## WHAT YOU WILL DO
Copy each entry below without any change.
-- DATA RECORDS follows --
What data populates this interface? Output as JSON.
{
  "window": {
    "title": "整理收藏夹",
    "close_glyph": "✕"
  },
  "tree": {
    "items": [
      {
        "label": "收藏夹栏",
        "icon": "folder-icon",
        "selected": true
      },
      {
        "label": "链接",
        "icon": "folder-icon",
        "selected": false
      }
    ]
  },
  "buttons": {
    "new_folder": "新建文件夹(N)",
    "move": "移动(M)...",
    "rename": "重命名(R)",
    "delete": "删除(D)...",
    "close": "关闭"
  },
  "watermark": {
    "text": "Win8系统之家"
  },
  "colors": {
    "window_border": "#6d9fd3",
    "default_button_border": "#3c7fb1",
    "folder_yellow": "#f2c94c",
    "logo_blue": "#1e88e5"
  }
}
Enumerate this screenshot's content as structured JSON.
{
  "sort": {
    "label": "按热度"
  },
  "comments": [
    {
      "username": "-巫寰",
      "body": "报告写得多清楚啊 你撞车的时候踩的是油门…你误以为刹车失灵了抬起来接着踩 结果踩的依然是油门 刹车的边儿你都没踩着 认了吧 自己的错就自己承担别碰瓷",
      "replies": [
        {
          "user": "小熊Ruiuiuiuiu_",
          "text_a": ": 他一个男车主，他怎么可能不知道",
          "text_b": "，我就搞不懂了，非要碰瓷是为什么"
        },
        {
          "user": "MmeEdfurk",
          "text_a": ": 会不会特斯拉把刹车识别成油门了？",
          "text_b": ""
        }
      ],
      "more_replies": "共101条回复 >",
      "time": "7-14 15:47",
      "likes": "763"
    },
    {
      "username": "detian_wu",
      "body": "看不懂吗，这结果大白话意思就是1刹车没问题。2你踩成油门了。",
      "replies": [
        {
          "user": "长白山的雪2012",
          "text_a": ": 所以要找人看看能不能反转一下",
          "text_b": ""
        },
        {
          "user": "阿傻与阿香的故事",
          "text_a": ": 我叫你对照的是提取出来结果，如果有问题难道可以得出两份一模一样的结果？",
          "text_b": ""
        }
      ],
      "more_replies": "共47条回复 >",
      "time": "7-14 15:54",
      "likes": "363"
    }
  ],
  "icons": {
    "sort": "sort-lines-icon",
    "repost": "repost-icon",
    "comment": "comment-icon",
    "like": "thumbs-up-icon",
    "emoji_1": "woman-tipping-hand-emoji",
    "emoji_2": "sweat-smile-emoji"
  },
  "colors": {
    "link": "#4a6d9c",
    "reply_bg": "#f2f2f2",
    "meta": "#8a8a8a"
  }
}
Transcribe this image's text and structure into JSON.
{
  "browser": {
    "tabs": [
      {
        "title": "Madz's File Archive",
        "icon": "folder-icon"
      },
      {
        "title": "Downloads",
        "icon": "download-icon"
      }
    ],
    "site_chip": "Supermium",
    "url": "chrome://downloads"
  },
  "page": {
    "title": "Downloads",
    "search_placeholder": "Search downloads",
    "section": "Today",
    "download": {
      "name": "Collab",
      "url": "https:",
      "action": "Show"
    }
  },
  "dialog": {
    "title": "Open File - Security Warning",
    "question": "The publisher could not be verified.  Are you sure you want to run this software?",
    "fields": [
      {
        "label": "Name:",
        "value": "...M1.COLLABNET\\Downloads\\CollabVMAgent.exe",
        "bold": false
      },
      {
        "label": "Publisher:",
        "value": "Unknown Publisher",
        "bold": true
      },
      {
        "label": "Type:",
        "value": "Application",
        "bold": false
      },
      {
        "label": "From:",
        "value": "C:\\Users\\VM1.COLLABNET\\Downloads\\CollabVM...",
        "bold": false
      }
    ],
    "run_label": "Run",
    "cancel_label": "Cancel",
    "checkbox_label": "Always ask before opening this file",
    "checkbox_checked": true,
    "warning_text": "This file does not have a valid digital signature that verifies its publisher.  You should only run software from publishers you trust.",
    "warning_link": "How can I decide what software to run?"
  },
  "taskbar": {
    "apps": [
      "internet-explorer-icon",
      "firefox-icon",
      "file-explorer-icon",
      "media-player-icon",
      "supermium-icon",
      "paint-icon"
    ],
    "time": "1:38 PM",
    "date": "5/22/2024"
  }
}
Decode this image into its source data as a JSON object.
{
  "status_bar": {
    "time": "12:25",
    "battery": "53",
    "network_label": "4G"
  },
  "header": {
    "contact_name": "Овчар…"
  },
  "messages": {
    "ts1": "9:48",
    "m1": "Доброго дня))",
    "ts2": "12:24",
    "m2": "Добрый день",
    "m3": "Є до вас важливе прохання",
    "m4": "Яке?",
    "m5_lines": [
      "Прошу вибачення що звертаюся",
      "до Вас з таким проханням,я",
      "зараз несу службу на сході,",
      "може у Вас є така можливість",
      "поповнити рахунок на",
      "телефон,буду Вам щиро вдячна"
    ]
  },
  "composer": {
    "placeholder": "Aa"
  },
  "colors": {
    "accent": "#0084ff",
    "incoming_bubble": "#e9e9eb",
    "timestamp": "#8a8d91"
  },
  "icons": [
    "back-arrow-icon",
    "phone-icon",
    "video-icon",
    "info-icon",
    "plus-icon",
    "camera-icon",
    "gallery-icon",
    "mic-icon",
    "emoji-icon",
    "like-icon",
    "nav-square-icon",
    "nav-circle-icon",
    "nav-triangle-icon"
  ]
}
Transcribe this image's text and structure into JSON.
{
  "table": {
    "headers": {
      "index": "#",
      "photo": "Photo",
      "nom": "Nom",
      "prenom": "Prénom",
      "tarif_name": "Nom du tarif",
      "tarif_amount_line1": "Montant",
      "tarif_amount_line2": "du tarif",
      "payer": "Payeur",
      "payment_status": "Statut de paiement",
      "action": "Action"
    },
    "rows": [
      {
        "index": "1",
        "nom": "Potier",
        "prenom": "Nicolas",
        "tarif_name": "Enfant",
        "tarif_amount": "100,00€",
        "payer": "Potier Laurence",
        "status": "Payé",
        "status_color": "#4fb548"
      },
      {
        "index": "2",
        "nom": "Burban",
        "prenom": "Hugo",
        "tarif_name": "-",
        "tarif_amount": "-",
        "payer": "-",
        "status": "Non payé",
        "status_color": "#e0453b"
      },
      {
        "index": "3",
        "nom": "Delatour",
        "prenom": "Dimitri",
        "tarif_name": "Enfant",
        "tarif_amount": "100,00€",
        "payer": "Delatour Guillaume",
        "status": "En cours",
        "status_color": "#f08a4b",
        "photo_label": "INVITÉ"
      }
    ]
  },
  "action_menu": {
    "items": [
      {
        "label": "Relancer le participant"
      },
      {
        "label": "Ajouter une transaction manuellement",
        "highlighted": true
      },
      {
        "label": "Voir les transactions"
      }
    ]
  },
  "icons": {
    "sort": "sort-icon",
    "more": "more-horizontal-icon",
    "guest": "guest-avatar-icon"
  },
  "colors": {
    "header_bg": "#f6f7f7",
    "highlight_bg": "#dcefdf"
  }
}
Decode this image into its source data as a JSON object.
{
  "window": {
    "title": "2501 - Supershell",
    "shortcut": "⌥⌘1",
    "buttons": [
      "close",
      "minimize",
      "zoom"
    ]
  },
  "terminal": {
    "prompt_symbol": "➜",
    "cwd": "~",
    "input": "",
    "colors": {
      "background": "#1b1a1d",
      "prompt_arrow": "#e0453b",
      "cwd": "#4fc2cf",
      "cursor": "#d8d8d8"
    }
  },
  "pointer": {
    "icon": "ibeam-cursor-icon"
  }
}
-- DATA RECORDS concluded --
## TASK OUTPUT
What data populates this interface? Output as JSON.
{
  "window": {
    "title": "整理收藏夹",
    "close_glyph": "✕"
  },
  "tree": {
    "items": [
      {
        "label": "收藏夹栏",
        "icon": "folder-icon",
        "selected": true
      },
      {
        "label": "链接",
        "icon": "folder-icon",
        "selected": false
      }
    ]
  },
  "buttons": {
    "new_folder": "新建文件夹(N)",
    "move": "移动(M)...",
    "rename": "重命名(R)",
    "delete": "删除(D)...",
    "close": "关闭"
  },
  "watermark": {
    "text": "Win8系统之家"
  },
  "colors": {
    "window_border": "#6d9fd3",
    "default_button_border": "#3c7fb1",
    "folder_yellow": "#f2c94c",
    "logo_blue": "#1e88e5"
  }
}
Enumerate this screenshot's content as structured JSON.
{
  "sort": {
    "label": "按热度"
  },
  "comments": [
    {
      "username": "-巫寰",
      "body": "报告写得多清楚啊 你撞车的时候踩的是油门…你误以为刹车失灵了抬起来接着踩 结果踩的依然是油门 刹车的边儿你都没踩着 认了吧 自己的错就自己承担别碰瓷",
      "replies": [
        {
          "user": "小熊Ruiuiuiuiu_",
          "text_a": ": 他一个男车主，他怎么可能不知道",
          "text_b": "，我就搞不懂了，非要碰瓷是为什么"
        },
        {
          "user": "MmeEdfurk",
          "text_a": ": 会不会特斯拉把刹车识别成油门了？",
          "text_b": ""
        }
      ],
      "more_replies": "共101条回复 >",
      "time": "7-14 15:47",
      "likes": "763"
    },
    {
      "username": "detian_wu",
      "body": "看不懂吗，这结果大白话意思就是1刹车没问题。2你踩成油门了。",
      "replies": [
        {
          "user": "长白山的雪2012",
          "text_a": ": 所以要找人看看能不能反转一下",
          "text_b": ""
        },
        {
          "user": "阿傻与阿香的故事",
          "text_a": ": 我叫你对照的是提取出来结果，如果有问题难道可以得出两份一模一样的结果？",
          "text_b": ""
        }
      ],
      "more_replies": "共47条回复 >",
      "time": "7-14 15:54",
      "likes": "363"
    }
  ],
  "icons": {
    "sort": "sort-lines-icon",
    "repost": "repost-icon",
    "comment": "comment-icon",
    "like": "thumbs-up-icon",
    "emoji_1": "woman-tipping-hand-emoji",
    "emoji_2": "sweat-smile-emoji"
  },
  "colors": {
    "link": "#4a6d9c",
    "reply_bg": "#f2f2f2",
    "meta": "#8a8a8a"
  }
}
Transcribe this image's text and structure into JSON.
{
  "browser": {
    "tabs": [
      {
        "title": "Madz's File Archive",
        "icon": "folder-icon"
      },
      {
        "title": "Downloads",
        "icon": "download-icon"
      }
    ],
    "site_chip": "Supermium",
    "url": "chrome://downloads"
  },
  "page": {
    "title": "Downloads",
    "search_placeholder": "Search downloads",
    "section": "Today",
    "download": {
      "name": "Collab",
      "url": "https:",
      "action": "Show"
    }
  },
  "dialog": {
    "title": "Open File - Security Warning",
    "question": "The publisher could not be verified.  Are you sure you want to run this software?",
    "fields": [
      {
        "label": "Name:",
        "value": "...M1.COLLABNET\\Downloads\\CollabVMAgent.exe",
        "bold": false
      },
      {
        "label": "Publisher:",
        "value": "Unknown Publisher",
        "bold": true
      },
      {
        "label": "Type:",
        "value": "Application",
        "bold": false
      },
      {
        "label": "From:",
        "value": "C:\\Users\\VM1.COLLABNET\\Downloads\\CollabVM...",
        "bold": false
      }
    ],
    "run_label": "Run",
    "cancel_label": "Cancel",
    "checkbox_label": "Always ask before opening this file",
    "checkbox_checked": true,
    "warning_text": "This file does not have a valid digital signature that verifies its publisher.  You should only run software from publishers you trust.",
    "warning_link": "How can I decide what software to run?"
  },
  "taskbar": {
    "apps": [
      "internet-explorer-icon",
      "firefox-icon",
      "file-explorer-icon",
      "media-player-icon",
      "supermium-icon",
      "paint-icon"
    ],
    "time": "1:38 PM",
    "date": "5/22/2024"
  }
}
Decode this image into its source data as a JSON object.
{
  "status_bar": {
    "time": "12:25",
    "battery": "53",
    "network_label": "4G"
  },
  "header": {
    "contact_name": "Овчар…"
  },
  "messages": {
    "ts1": "9:48",
    "m1": "Доброго дня))",
    "ts2": "12:24",
    "m2": "Добрый день",
    "m3": "Є до вас важливе прохання",
    "m4": "Яке?",
    "m5_lines": [
      "Прошу вибачення що звертаюся",
      "до Вас з таким проханням,я",
      "зараз несу службу на сході,",
      "може у Вас є така можливість",
      "поповнити рахунок на",
      "телефон,буду Вам щиро вдячна"
    ]
  },
  "composer": {
    "placeholder": "Aa"
  },
  "colors": {
    "accent": "#0084ff",
    "incoming_bubble": "#e9e9eb",
    "timestamp": "#8a8d91"
  },
  "icons": [
    "back-arrow-icon",
    "phone-icon",
    "video-icon",
    "info-icon",
    "plus-icon",
    "camera-icon",
    "gallery-icon",
    "mic-icon",
    "emoji-icon",
    "like-icon",
    "nav-square-icon",
    "nav-circle-icon",
    "nav-triangle-icon"
  ]
}
Transcribe this image's text and structure into JSON.
{
  "table": {
    "headers": {
      "index": "#",
      "photo": "Photo",
      "nom": "Nom",
      "prenom": "Prénom",
      "tarif_name": "Nom du tarif",
      "tarif_amount_line1": "Montant",
      "tarif_amount_line2": "du tarif",
      "payer": "Payeur",
      "payment_status": "Statut de paiement",
      "action": "Action"
    },
    "rows": [
      {
        "index": "1",
        "nom": "Potier",
        "prenom": "Nicolas",
        "tarif_name": "Enfant",
        "tarif_amount": "100,00€",
        "payer": "Potier Laurence",
        "status": "Payé",
        "status_color": "#4fb548"
      },
      {
        "index": "2",
        "nom": "Burban",
        "prenom": "Hugo",
        "tarif_name": "-",
        "tarif_amount": "-",
        "payer": "-",
        "status": "Non payé",
        "status_color": "#e0453b"
      },
      {
        "index": "3",
        "nom": "Delatour",
        "prenom": "Dimitri",
        "tarif_name": "Enfant",
        "tarif_amount": "100,00€",
        "payer": "Delatour Guillaume",
        "status": "En cours",
        "status_color": "#f08a4b",
        "photo_label": "INVITÉ"
      }
    ]
  },
  "action_menu": {
    "items": [
      {
        "label": "Relancer le participant"
      },
      {
        "label": "Ajouter une transaction manuellement",
        "highlighted": true
      },
      {
        "label": "Voir les transactions"
      }
    ]
  },
  "icons": {
    "sort": "sort-icon",
    "more": "more-horizontal-icon",
    "guest": "guest-avatar-icon"
  },
  "colors": {
    "header_bg": "#f6f7f7",
    "highlight_bg": "#dcefdf"
  }
}
Decode this image into its source data as a JSON object.
{
  "window": {
    "title": "2501 - Supershell",
    "shortcut": "⌥⌘1",
    "buttons": [
      "close",
      "minimize",
      "zoom"
    ]
  },
  "terminal": {
    "prompt_symbol": "➜",
    "cwd": "~",
    "input": "",
    "colors": {
      "background": "#1b1a1d",
      "prompt_arrow": "#e0453b",
      "cwd": "#4fc2cf",
      "cursor": "#d8d8d8"
    }
  },
  "pointer": {
    "icon": "ibeam-cursor-icon"
  }
}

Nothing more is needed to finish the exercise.